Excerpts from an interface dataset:
====================
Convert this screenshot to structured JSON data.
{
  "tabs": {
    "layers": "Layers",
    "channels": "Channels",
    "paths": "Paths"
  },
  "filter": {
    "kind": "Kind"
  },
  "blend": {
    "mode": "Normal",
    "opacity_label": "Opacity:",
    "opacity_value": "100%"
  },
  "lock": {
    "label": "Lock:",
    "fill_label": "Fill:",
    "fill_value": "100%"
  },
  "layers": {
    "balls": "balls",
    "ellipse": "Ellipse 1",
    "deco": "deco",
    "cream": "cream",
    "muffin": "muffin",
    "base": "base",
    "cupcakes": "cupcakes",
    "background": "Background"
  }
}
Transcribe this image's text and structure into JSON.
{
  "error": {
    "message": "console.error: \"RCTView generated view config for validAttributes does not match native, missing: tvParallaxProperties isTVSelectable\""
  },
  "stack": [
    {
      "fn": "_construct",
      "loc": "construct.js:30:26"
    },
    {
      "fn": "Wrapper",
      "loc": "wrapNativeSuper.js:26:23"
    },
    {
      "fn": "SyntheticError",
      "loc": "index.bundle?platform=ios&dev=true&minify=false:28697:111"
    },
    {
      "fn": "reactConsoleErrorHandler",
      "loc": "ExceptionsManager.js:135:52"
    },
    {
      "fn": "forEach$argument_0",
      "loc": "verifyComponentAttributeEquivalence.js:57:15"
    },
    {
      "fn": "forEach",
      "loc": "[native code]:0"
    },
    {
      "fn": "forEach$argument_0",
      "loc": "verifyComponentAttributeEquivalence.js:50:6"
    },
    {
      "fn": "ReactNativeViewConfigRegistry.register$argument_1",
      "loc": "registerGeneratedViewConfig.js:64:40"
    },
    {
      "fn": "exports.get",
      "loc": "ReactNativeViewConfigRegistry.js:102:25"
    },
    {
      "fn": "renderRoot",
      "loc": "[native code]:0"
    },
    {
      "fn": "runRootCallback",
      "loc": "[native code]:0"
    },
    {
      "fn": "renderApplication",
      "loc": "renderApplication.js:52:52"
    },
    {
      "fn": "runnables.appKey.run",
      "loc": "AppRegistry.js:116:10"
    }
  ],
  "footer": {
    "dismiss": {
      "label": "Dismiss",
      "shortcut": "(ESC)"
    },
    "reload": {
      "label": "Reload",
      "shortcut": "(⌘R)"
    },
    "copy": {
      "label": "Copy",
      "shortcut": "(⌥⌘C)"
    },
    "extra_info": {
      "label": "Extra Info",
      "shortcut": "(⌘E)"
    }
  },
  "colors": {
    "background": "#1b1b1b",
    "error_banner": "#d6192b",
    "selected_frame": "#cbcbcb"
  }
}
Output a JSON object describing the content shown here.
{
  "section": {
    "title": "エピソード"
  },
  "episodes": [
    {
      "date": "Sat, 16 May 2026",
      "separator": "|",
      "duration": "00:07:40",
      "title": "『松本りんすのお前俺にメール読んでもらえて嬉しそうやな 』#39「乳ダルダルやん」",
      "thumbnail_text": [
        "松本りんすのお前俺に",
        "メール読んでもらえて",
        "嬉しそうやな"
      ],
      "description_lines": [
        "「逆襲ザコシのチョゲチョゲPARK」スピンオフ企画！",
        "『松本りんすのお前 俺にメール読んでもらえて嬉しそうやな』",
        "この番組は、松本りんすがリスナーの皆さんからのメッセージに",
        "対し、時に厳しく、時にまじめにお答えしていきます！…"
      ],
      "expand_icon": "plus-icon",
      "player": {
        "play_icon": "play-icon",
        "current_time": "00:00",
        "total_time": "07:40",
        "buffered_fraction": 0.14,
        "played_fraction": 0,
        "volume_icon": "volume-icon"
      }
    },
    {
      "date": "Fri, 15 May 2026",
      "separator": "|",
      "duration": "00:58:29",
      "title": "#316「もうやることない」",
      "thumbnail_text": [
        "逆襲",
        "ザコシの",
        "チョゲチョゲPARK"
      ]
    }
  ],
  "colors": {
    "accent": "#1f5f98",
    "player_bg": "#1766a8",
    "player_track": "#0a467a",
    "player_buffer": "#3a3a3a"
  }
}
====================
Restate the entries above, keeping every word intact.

Convert this screenshot to structured JSON data.
{
  "tabs": {
    "layers": "Layers",
    "channels": "Channels",
    "paths": "Paths"
  },
  "filter": {
    "kind": "Kind"
  },
  "blend": {
    "mode": "Normal",
    "opacity_label": "Opacity:",
    "opacity_value": "100%"
  },
  "lock": {
    "label": "Lock:",
    "fill_label": "Fill:",
    "fill_value": "100%"
  },
  "layers": {
    "balls": "balls",
    "ellipse": "Ellipse 1",
    "deco": "deco",
    "cream": "cream",
    "muffin": "muffin",
    "base": "base",
    "cupcakes": "cupcakes",
    "background": "Background"
  }
}
Transcribe this image's text and structure into JSON.
{
  "error": {
    "message": "console.error: \"RCTView generated view config for validAttributes does not match native, missing: tvParallaxProperties isTVSelectable\""
  },
  "stack": [
    {
      "fn": "_construct",
      "loc": "construct.js:30:26"
    },
    {
      "fn": "Wrapper",
      "loc": "wrapNativeSuper.js:26:23"
    },
    {
      "fn": "SyntheticError",
      "loc": "index.bundle?platform=ios&dev=true&minify=false:28697:111"
    },
    {
      "fn": "reactConsoleErrorHandler",
      "loc": "ExceptionsManager.js:135:52"
    },
    {
      "fn": "forEach$argument_0",
      "loc": "verifyComponentAttributeEquivalence.js:57:15"
    },
    {
      "fn": "forEach",
      "loc": "[native code]:0"
    },
    {
      "fn": "forEach$argument_0",
      "loc": "verifyComponentAttributeEquivalence.js:50:6"
    },
    {
      "fn": "ReactNativeViewConfigRegistry.register$argument_1",
      "loc": "registerGeneratedViewConfig.js:64:40"
    },
    {
      "fn": "exports.get",
      "loc": "ReactNativeViewConfigRegistry.js:102:25"
    },
    {
      "fn": "renderRoot",
      "loc": "[native code]:0"
    },
    {
      "fn": "runRootCallback",
      "loc": "[native code]:0"
    },
    {
      "fn": "renderApplication",
      "loc": "renderApplication.js:52:52"
    },
    {
      "fn": "runnables.appKey.run",
      "loc": "AppRegistry.js:116:10"
    }
  ],
  "footer": {
    "dismiss": {
      "label": "Dismiss",
      "shortcut": "(ESC)"
    },
    "reload": {
      "label": "Reload",
      "shortcut": "(⌘R)"
    },
    "copy": {
      "label": "Copy",
      "shortcut": "(⌥⌘C)"
    },
    "extra_info": {
      "label": "Extra Info",
      "shortcut": "(⌘E)"
    }
  },
  "colors": {
    "background": "#1b1b1b",
    "error_banner": "#d6192b",
    "selected_frame": "#cbcbcb"
  }
}
Output a JSON object describing the content shown here.
{
  "section": {
    "title": "エピソード"
  },
  "episodes": [
    {
      "date": "Sat, 16 May 2026",
      "separator": "|",
      "duration": "00:07:40",
      "title": "『松本りんすのお前俺にメール読んでもらえて嬉しそうやな 』#39「乳ダルダルやん」",
      "thumbnail_text": [
        "松本りんすのお前俺に",
        "メール読んでもらえて",
        "嬉しそうやな"
      ],
      "description_lines": [
        "「逆襲ザコシのチョゲチョゲPARK」スピンオフ企画！",
        "『松本りんすのお前 俺にメール読んでもらえて嬉しそうやな』",
        "この番組は、松本りんすがリスナーの皆さんからのメッセージに",
        "対し、時に厳しく、時にまじめにお答えしていきます！…"
      ],
      "expand_icon": "plus-icon",
      "player": {
        "play_icon": "play-icon",
        "current_time": "00:00",
        "total_time": "07:40",
        "buffered_fraction": 0.14,
        "played_fraction": 0,
        "volume_icon": "volume-icon"
      }
    },
    {
      "date": "Fri, 15 May 2026",
      "separator": "|",
      "duration": "00:58:29",
      "title": "#316「もうやることない」",
      "thumbnail_text": [
        "逆襲",
        "ザコシの",
        "チョゲチョゲPARK"
      ]
    }
  ],
  "colors": {
    "accent": "#1f5f98",
    "player_bg": "#1766a8",
    "player_track": "#0a467a",
    "player_buffer": "#3a3a3a"
  }
}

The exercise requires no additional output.